You get too close to people in these instances, having to watch in front of you for a potential hatchet wielder, and behind you for obvious reasons.
Luckily, in this scenario, the person behind me was a 42 inch octogenarian and the person in front of me a rain thin late 40’s Orthodox Jewish woman, so I was fairly at ease.
This is when the Orthodox Jewish woman started to, I believe, begin exhibiting her thrill seeking behavior.
We were packed in like sardines. She sets her basket down, apparently having forgotten an item.
With the grace of a gazelle and the fluidity of a kabuki dancer, she, in one svelte motion, maneuvers her way around me and several other patrons with the precision of a dude piloting a Lambo between cones on a course. It’s as if time is frozen, and we’re no longer in the 99 Cent Store, we’re in the Matrix, and I can even feel the air cut across my cheek as she whips her way out of the line and then back in.
This is when it occurs to me. Orthodox Jewish people are not allowed to touch people of the opposite sex in public, or else, I’m not sure what will happen.

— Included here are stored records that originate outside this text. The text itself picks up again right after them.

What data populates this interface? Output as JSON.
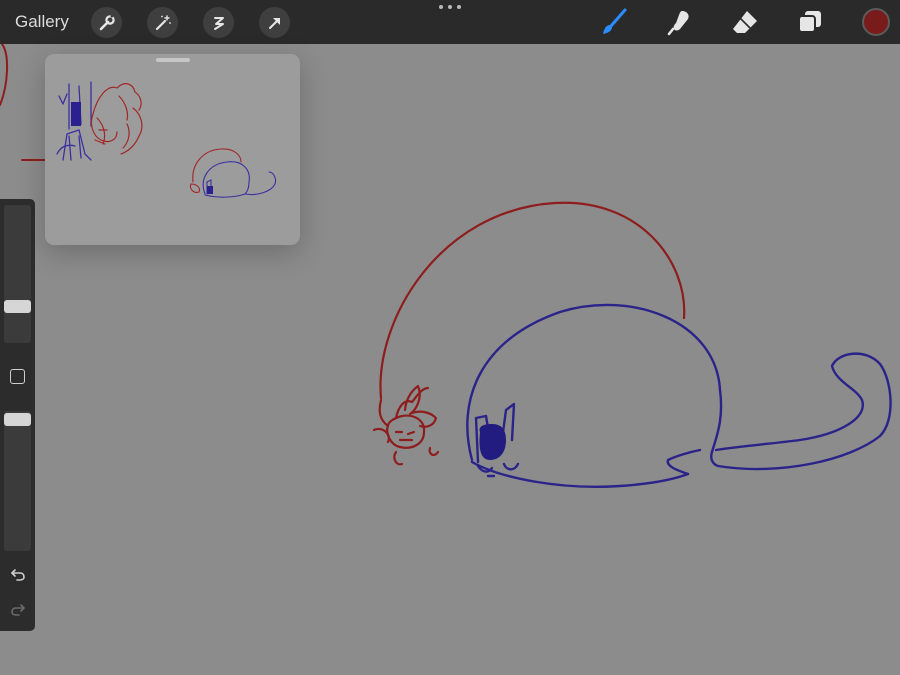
{
  "topbar": {
    "gallery_label": "Gallery",
    "tools_left": [
      "wrench-icon",
      "magic-wand-icon",
      "selection-icon",
      "transform-arrow-icon"
    ],
    "menu_dots": "more-options",
    "tools_right": [
      "brush-icon",
      "smudge-icon",
      "eraser-icon",
      "layers-icon"
    ],
    "active_tool": "brush",
    "current_color": "#7a1b1b"
  },
  "canvas": {
    "background": "#8c8c8c",
    "stroke_colors": {
      "red": "#8e1d1d",
      "blue": "#2a2389"
    }
  },
  "reference_window": {
    "background": "#9c9c9c"
  },
  "sidebar": {
    "brush_size_level": 0.47,
    "opacity_level": 0.05,
    "icons": [
      "modify-square-icon",
      "undo-icon",
      "redo-icon"
    ]
  }
}
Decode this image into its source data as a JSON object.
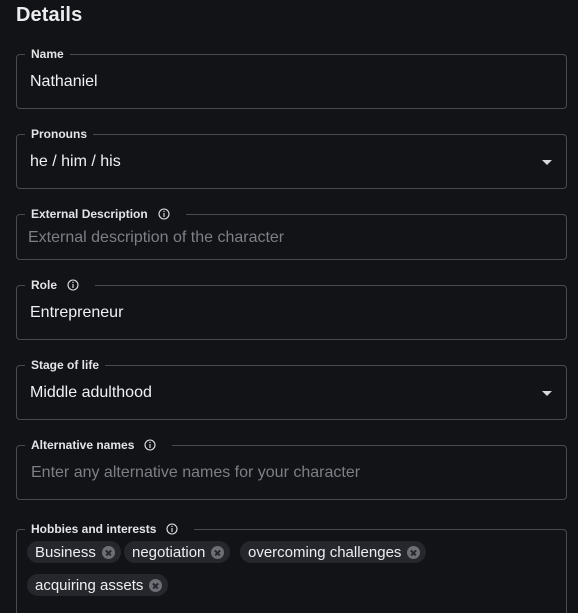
{
  "section": {
    "title": "Details"
  },
  "fields": {
    "name": {
      "label": "Name",
      "value": "Nathaniel"
    },
    "pronouns": {
      "label": "Pronouns",
      "value": "he / him / his"
    },
    "external_description": {
      "label": "External Description",
      "placeholder": "External description of the character"
    },
    "role": {
      "label": "Role",
      "value": "Entrepreneur"
    },
    "stage_of_life": {
      "label": "Stage of life",
      "value": "Middle adulthood"
    },
    "alternative_names": {
      "label": "Alternative names",
      "placeholder": "Enter any alternative names for your character"
    },
    "hobbies": {
      "label": "Hobbies and interests",
      "chips": [
        "Business",
        "negotiation",
        "overcoming challenges",
        "acquiring assets"
      ]
    }
  },
  "icons": {
    "info": "info-circle-icon",
    "dropdown": "caret-down-icon",
    "remove_chip": "close-circle-icon"
  },
  "colors": {
    "background": "#121317",
    "border": "#4a4b52",
    "chip_background": "#26272d",
    "placeholder_text": "#7e7f86"
  }
}
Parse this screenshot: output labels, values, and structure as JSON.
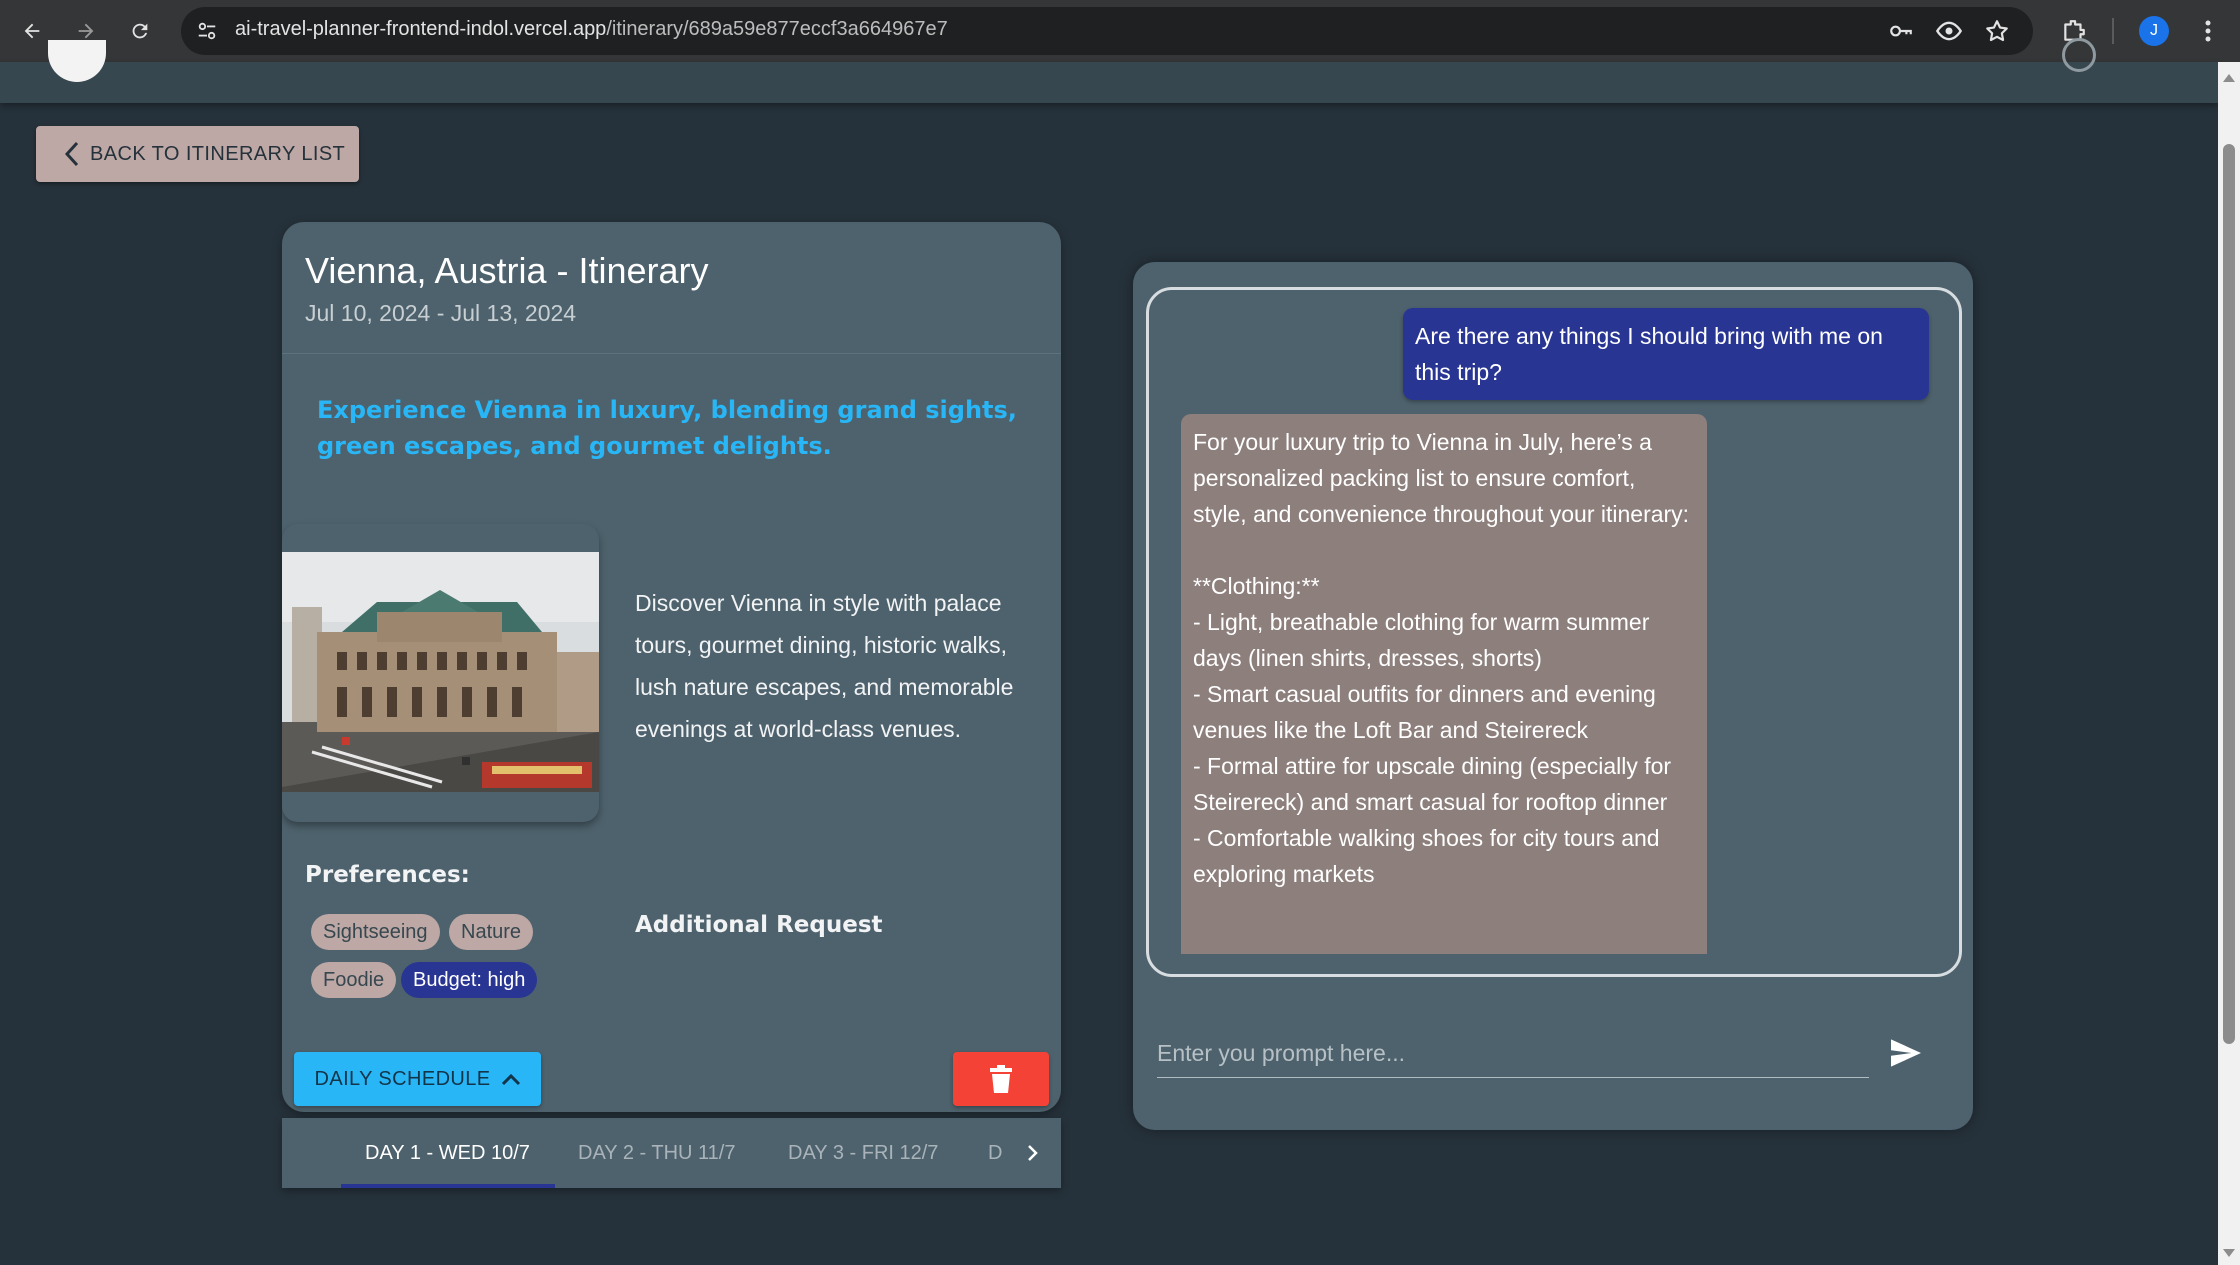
{
  "browser": {
    "url_host": "ai-travel-planner-frontend-indol.vercel.app",
    "url_path": "/itinerary/689a59e877eccf3a664967e7",
    "profile_initial": "J"
  },
  "back_button": {
    "label": "BACK TO ITINERARY LIST"
  },
  "itinerary": {
    "title": "Vienna, Austria - Itinerary",
    "dates": "Jul 10, 2024 - Jul 13, 2024",
    "tagline": "Experience Vienna in luxury, blending grand sights, green escapes, and gourmet delights.",
    "description": "Discover Vienna in style with palace tours, gourmet dining, historic walks, lush nature escapes, and memorable evenings at world-class venues.",
    "preferences_label": "Preferences:",
    "preferences": [
      "Sightseeing",
      "Nature",
      "Foodie",
      "Budget: high"
    ],
    "additional_request_label": "Additional Request",
    "daily_schedule_label": "DAILY SCHEDULE"
  },
  "day_tabs": [
    "DAY 1 - WED 10/7",
    "DAY 2 - THU 11/7",
    "DAY 3 - FRI 12/7",
    "D"
  ],
  "chat": {
    "user_message": "Are there any things I should bring with me on this trip?",
    "bot_message": "For your luxury trip to Vienna in July, here’s a personalized packing list to ensure comfort, style, and convenience throughout your itinerary:\n\n**Clothing:**\n- Light, breathable clothing for warm summer days (linen shirts, dresses, shorts)\n- Smart casual outfits for dinners and evening venues like the Loft Bar and Steirereck\n- Formal attire for upscale dining (especially for Steirereck) and smart casual for rooftop dinner\n- Comfortable walking shoes for city tours and exploring markets",
    "prompt_placeholder": "Enter you prompt here..."
  },
  "colors": {
    "background": "#26323b",
    "card": "#4e626d",
    "accent_blue": "#29b6f6",
    "chip": "#bda8a5",
    "chip_dark": "#283593",
    "delete": "#f44336",
    "bot_bubble": "#8d7f7c"
  },
  "icons": [
    "back-arrow-icon",
    "forward-arrow-icon",
    "reload-icon",
    "site-settings-icon",
    "key-icon",
    "eye-icon",
    "star-icon",
    "extensions-icon",
    "more-icon",
    "chevron-left-icon",
    "chevron-up-icon",
    "trash-icon",
    "chevron-right-icon",
    "send-icon"
  ]
}
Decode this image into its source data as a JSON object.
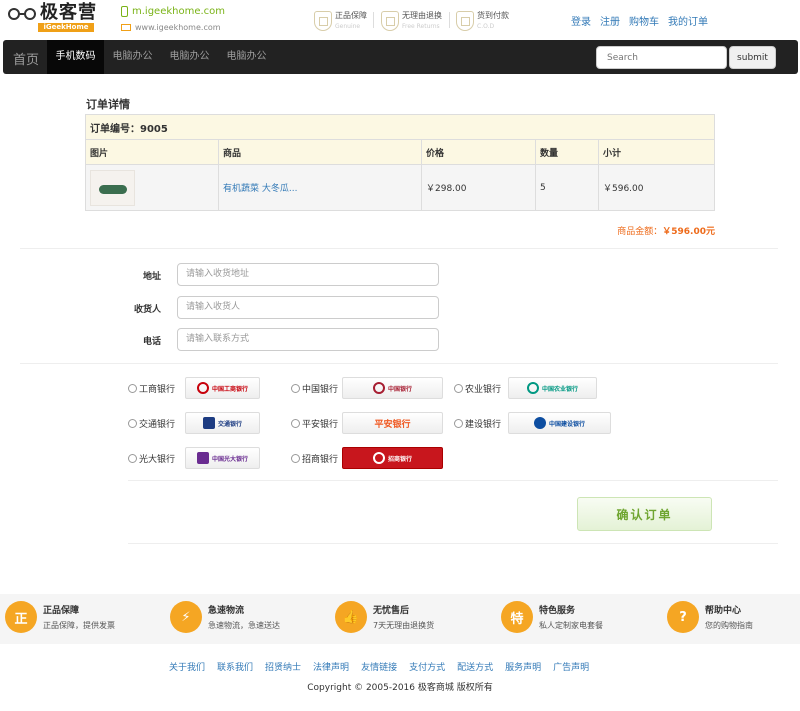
{
  "header": {
    "logo_cn": "极客营",
    "logo_en": "iGeekHome",
    "mobile_site": "m.igeekhome.com",
    "www_site": "www.igeekhome.com",
    "promises": [
      {
        "cn": "正品保障",
        "en": "Genuine",
        "icon": "shield-icon"
      },
      {
        "cn": "无理由退换",
        "en": "Free Returns",
        "icon": "return-icon"
      },
      {
        "cn": "货到付款",
        "en": "C.O.D",
        "icon": "cod-icon"
      }
    ],
    "links": {
      "login": "登录",
      "register": "注册",
      "cart": "购物车",
      "orders": "我的订单"
    }
  },
  "nav": {
    "brand": "首页",
    "items": [
      "手机数码",
      "电脑办公",
      "电脑办公",
      "电脑办公"
    ],
    "active_index": 0,
    "search_placeholder": "Search",
    "submit_label": "submit"
  },
  "order": {
    "title": "订单详情",
    "order_no": "订单编号：9005",
    "columns": {
      "image": "图片",
      "product": "商品",
      "price": "价格",
      "qty": "数量",
      "subtotal": "小计"
    },
    "items": [
      {
        "name": "有机蔬菜 大冬瓜...",
        "price": "￥298.00",
        "qty": "5",
        "subtotal": "￥596.00"
      }
    ],
    "total_label": "商品金额：",
    "total_value": "￥596.00元"
  },
  "form": {
    "address_label": "地址",
    "address_placeholder": "请输入收货地址",
    "receiver_label": "收货人",
    "receiver_placeholder": "请输入收货人",
    "phone_label": "电话",
    "phone_placeholder": "请输入联系方式"
  },
  "banks": [
    {
      "name": "工商银行",
      "logo": "中国工商银行",
      "color": "#c7000b"
    },
    {
      "name": "中国银行",
      "logo": "中国银行",
      "color": "#a71e32"
    },
    {
      "name": "农业银行",
      "logo": "中国农业银行",
      "color": "#009882"
    },
    {
      "name": "交通银行",
      "logo": "交通银行",
      "color": "#1d3c82"
    },
    {
      "name": "平安银行",
      "logo": "平安银行",
      "color": "#f05a23"
    },
    {
      "name": "建设银行",
      "logo": "中国建设银行",
      "color": "#0d4ea1"
    },
    {
      "name": "光大银行",
      "logo": "中国光大银行",
      "color": "#6a2c91"
    },
    {
      "name": "招商银行",
      "logo": "招商银行",
      "color": "#c8161d"
    }
  ],
  "confirm_label": "确认订单",
  "features": [
    {
      "title": "正品保障",
      "desc": "正品保障，提供发票",
      "icon": "genuine-icon",
      "glyph": "正"
    },
    {
      "title": "急速物流",
      "desc": "急速物流，急速送达",
      "icon": "express-icon",
      "glyph": "⚡"
    },
    {
      "title": "无忧售后",
      "desc": "7天无理由退换货",
      "icon": "thumbs-up-icon",
      "glyph": "👍"
    },
    {
      "title": "特色服务",
      "desc": "私人定制家电套餐",
      "icon": "special-icon",
      "glyph": "特"
    },
    {
      "title": "帮助中心",
      "desc": "您的购物指南",
      "icon": "help-icon",
      "glyph": "?"
    }
  ],
  "footer_links": [
    "关于我们",
    "联系我们",
    "招贤纳士",
    "法律声明",
    "友情链接",
    "支付方式",
    "配送方式",
    "服务声明",
    "广告声明"
  ],
  "copyright": "Copyright © 2005-2016 极客商城 版权所有",
  "colors": {
    "accent_orange": "#f5a623",
    "total_orange": "#ee6b1b",
    "nav_bg": "#222222",
    "green": "#7ab317"
  }
}
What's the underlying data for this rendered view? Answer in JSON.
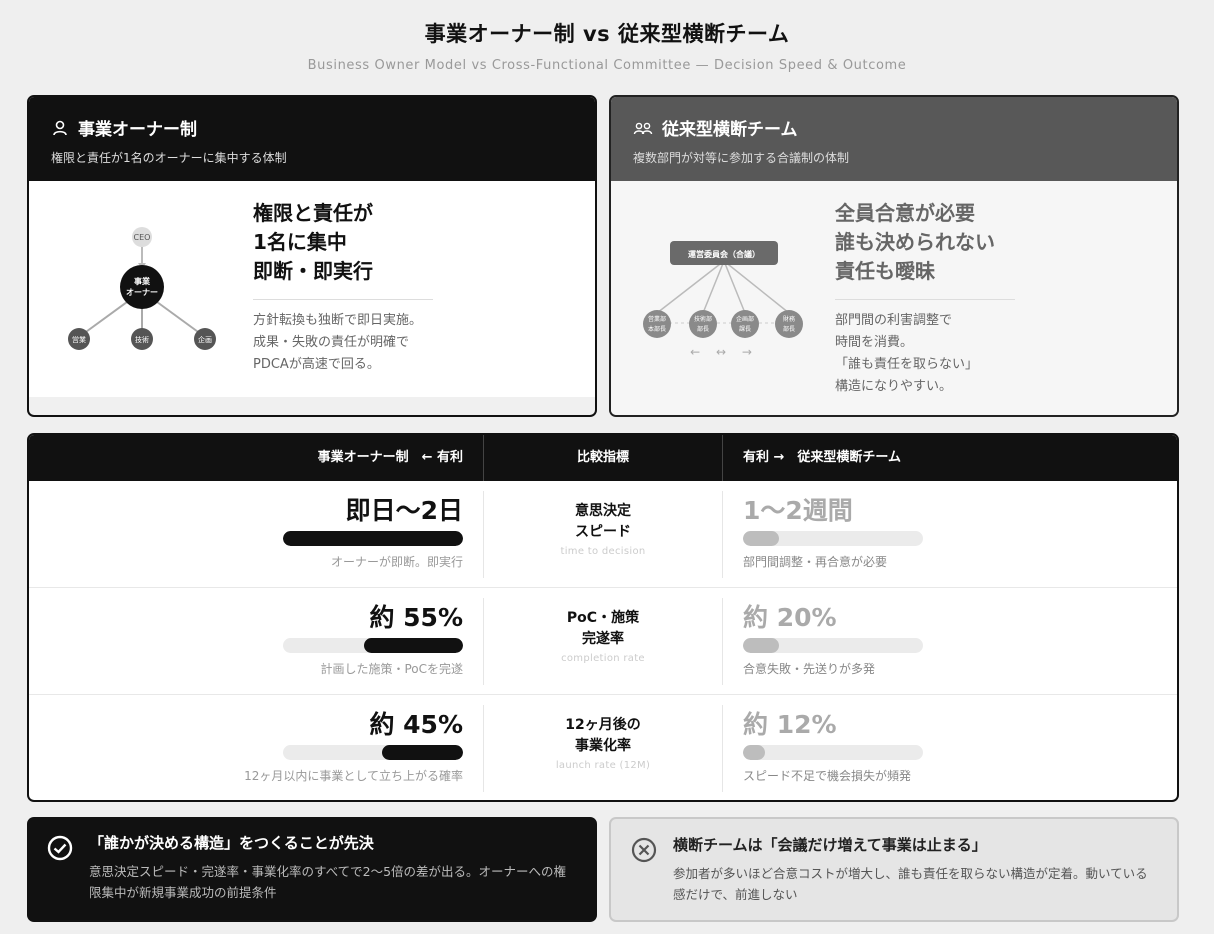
{
  "title": "事業オーナー制 vs 従来型横断チーム",
  "subtitle": "Business Owner Model vs Cross-Functional Committee — Decision Speed & Outcome",
  "owner_card": {
    "title": "事業オーナー制",
    "desc": "権限と責任が1名のオーナーに集中する体制",
    "headline": "権限と責任が\n1名に集中\n即断・即実行",
    "body": "方針転換も独断で即日実施。\n成果・失敗の責任が明確で\nPDCAが高速で回る。",
    "diagram": {
      "top": "CEO",
      "center_line1": "事業",
      "center_line2": "オーナー",
      "nodes": [
        "営業",
        "技術",
        "企画"
      ]
    }
  },
  "committee_card": {
    "title": "従来型横断チーム",
    "desc": "複数部門が対等に参加する合議制の体制",
    "headline": "全員合意が必要\n誰も決められない\n責任も曖昧",
    "body": "部門間の利害調整で\n時間を消費。\n「誰も責任を取らない」\n構造になりやすい。",
    "diagram": {
      "box": "運営委員会（合議）",
      "nodes": [
        {
          "line1": "営業部",
          "line2": "本部長"
        },
        {
          "line1": "技術部",
          "line2": "部長"
        },
        {
          "line1": "企画部",
          "line2": "課長"
        },
        {
          "line1": "財務",
          "line2": "部長"
        }
      ],
      "arrows": "← ↔ →"
    }
  },
  "table": {
    "head_left": "事業オーナー制　← 有利",
    "head_mid": "比較指標",
    "head_right": "有利 →　従来型横断チーム",
    "rows": [
      {
        "left_value": "即日〜2日",
        "left_fill": 1.0,
        "left_note": "オーナーが即断。即実行",
        "metric": "意思決定\nスピード",
        "metric_sub": "time to decision",
        "right_value": "1〜2週間",
        "right_fill": 0.2,
        "right_note": "部門間調整・再合意が必要"
      },
      {
        "left_value": "約 55%",
        "left_fill": 0.55,
        "left_note": "計画した施策・PoCを完遂",
        "metric": "PoC・施策\n完遂率",
        "metric_sub": "completion rate",
        "right_value": "約 20%",
        "right_fill": 0.2,
        "right_note": "合意失敗・先送りが多発"
      },
      {
        "left_value": "約 45%",
        "left_fill": 0.45,
        "left_note": "12ヶ月以内に事業として立ち上がる確率",
        "metric": "12ヶ月後の\n事業化率",
        "metric_sub": "launch rate (12M)",
        "right_value": "約 12%",
        "right_fill": 0.12,
        "right_note": "スピード不足で機会損失が頻発"
      }
    ]
  },
  "footer_left": {
    "title": "「誰かが決める構造」をつくることが先決",
    "desc": "意思決定スピード・完遂率・事業化率のすべてで2〜5倍の差が出る。オーナーへの権限集中が新規事業成功の前提条件"
  },
  "footer_right": {
    "title": "横断チームは「会議だけ増えて事業は止まる」",
    "desc": "参加者が多いほど合意コストが増大し、誰も責任を取らない構造が定着。動いている感だけで、前進しない"
  }
}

When you’re in confined quarters, you do a lot of touching that you may not even notice. People lightly bump into each other, you may lay a hand on someone’s shoulder to get by, you might rub elbows.
Apparently in this religious sect, if a dude introduces his wife to you and you go to shake her hand, it’s basically the same thing as pulling a gun on her.
The woman returned with a tin of pepper, and again left, rather hastily, missing contact with me by, without exaggerating, a hundredth of a millimeter. We may now share mitochondrial DNA, it was that close.
She then appeared in front of me again, popping up with a boioioinnnng sound with no prior trace, and resumed paying for her stuff. This constituted a minor athletic feat, equivalent to perfectly executing the Fosbury Flop.
Orthodox Judaism, like Christianity and Islam and many other religions, is clearly incredibly repressive. These women have to cover their hair, are generally discouraged from holding jobs, and I presume were never able to back that ass up on the dance floor.
I think the woman was acting out. Amusing herself. Living dangerously at the 99 Cent Store. I would have been uncomfortable pulling her same maneuvers, and I am not forbidden to touch strangers.
Were this a game of Operation she wouldn’t have sounded the buzzer once, but you can only have so many close calls when you’re out there on the edge.
There are plenty of studies showing how people need to be touched a certain amount of times per day in order to maintain their psychological health. This is in part why solitary confinement is so devastating.
Now, I am not trying to be presumptuous, and this woman probably has physical contact with her family and friends, but maybe she’s always wondered what it would be like to tango with the gentile she had a crush on back in hebrew school, the guy who delivered the water maybe.
Maybe as she nears menopause she wonders about her choices, as anyone who has been indoctrinated into a rigorously restrictive religious sect might.
Maybe she thinks about these things, and the most exciting part of her day are the narrow misses in the aisle at the 99 Cent Store, going back to get the items she pretended to forget.